Dataset records
====================

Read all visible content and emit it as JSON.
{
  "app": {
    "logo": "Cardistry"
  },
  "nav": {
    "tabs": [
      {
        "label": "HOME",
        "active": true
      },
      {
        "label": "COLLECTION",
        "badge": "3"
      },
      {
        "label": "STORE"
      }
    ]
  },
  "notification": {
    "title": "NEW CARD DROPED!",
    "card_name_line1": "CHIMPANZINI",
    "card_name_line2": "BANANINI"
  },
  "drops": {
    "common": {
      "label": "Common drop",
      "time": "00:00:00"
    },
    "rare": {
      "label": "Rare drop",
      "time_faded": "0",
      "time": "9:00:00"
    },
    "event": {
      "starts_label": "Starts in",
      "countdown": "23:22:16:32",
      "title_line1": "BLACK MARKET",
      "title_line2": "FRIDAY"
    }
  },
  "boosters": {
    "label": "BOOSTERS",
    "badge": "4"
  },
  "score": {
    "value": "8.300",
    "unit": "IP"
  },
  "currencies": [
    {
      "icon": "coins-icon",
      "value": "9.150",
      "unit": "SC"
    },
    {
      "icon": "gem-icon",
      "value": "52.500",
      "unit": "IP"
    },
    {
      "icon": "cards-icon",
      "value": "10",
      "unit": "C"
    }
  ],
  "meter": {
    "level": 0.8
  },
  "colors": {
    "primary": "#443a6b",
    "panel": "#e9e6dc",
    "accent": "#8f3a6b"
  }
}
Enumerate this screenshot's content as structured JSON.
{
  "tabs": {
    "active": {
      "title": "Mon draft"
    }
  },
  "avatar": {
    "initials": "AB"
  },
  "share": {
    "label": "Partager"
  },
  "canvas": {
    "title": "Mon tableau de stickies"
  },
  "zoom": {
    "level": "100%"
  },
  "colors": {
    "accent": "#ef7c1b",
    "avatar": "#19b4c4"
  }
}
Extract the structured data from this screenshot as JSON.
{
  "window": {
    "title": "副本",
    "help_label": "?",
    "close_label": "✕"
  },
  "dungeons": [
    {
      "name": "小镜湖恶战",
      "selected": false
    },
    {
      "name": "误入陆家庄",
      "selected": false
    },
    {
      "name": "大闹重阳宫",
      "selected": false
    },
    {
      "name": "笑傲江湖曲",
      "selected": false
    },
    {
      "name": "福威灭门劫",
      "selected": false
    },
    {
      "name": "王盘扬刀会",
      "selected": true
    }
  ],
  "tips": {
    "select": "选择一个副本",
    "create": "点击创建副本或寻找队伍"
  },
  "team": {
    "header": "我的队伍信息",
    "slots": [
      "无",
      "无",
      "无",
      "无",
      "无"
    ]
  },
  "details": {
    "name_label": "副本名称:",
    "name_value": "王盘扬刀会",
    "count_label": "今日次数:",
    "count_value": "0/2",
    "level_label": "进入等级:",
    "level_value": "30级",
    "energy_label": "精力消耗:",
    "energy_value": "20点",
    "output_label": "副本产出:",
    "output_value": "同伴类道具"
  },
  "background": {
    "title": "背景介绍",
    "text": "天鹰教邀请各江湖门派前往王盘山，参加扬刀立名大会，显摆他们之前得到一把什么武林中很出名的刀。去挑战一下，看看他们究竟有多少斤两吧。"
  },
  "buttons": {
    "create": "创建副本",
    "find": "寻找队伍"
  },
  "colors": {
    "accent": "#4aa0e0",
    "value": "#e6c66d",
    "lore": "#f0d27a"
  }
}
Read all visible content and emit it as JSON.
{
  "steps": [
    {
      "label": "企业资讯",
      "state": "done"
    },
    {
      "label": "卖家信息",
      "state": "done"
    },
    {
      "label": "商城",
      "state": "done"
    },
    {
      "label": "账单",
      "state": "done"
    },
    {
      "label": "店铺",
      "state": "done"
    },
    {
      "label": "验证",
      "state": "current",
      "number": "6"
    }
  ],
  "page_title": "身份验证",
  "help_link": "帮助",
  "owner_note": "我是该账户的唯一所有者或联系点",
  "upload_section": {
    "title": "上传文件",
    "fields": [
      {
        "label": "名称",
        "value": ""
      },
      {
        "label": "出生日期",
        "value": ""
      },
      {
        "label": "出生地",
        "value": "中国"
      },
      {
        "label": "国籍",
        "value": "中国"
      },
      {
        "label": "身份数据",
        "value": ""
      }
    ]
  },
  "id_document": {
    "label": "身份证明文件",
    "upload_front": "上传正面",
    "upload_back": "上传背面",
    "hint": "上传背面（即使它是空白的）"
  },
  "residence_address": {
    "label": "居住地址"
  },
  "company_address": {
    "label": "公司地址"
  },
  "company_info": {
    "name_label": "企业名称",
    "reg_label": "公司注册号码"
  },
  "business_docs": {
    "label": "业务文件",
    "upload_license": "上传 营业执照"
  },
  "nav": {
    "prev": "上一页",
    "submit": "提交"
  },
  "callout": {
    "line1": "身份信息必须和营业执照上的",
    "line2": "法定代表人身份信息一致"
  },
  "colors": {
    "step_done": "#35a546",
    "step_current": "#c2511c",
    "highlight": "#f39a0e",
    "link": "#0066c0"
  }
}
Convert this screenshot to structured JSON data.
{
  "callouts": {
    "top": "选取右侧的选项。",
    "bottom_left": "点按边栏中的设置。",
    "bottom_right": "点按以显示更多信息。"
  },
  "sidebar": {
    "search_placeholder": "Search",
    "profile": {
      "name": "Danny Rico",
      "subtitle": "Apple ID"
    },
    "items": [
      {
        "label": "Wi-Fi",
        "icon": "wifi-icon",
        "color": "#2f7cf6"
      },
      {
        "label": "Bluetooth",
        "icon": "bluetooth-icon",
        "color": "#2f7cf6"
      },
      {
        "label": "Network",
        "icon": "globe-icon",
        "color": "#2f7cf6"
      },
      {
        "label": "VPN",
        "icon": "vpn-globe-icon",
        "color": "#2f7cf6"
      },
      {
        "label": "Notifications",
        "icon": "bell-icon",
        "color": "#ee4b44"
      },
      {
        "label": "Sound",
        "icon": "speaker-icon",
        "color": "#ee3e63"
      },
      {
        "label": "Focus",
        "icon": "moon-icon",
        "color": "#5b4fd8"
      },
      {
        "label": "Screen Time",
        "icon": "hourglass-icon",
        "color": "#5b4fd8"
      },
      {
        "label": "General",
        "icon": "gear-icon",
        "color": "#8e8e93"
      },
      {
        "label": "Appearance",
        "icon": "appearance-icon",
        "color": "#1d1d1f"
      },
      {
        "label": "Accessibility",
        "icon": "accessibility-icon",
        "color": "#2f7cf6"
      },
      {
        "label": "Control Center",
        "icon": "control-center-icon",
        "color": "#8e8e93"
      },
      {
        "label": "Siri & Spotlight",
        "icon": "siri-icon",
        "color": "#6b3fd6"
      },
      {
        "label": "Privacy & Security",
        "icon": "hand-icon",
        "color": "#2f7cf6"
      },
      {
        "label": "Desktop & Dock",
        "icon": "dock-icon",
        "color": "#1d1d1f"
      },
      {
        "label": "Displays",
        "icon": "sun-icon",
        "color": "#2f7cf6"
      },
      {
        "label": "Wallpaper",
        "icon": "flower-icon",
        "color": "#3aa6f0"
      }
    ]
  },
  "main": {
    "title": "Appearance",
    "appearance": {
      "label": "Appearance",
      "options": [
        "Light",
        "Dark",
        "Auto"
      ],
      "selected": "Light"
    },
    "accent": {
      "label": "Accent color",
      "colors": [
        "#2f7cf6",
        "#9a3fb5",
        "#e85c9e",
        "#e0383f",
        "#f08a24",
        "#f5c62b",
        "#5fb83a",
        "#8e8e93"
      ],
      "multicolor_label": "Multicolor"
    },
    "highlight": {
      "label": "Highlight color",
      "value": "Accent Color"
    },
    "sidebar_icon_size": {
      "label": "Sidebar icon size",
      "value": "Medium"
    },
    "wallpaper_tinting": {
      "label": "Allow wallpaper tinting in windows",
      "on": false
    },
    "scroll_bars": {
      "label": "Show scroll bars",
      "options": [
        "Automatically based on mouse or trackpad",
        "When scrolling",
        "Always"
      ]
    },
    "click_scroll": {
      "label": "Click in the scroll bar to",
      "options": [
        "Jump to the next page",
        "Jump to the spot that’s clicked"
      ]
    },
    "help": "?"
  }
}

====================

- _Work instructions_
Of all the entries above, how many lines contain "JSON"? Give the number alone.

- _Solved exercise_
5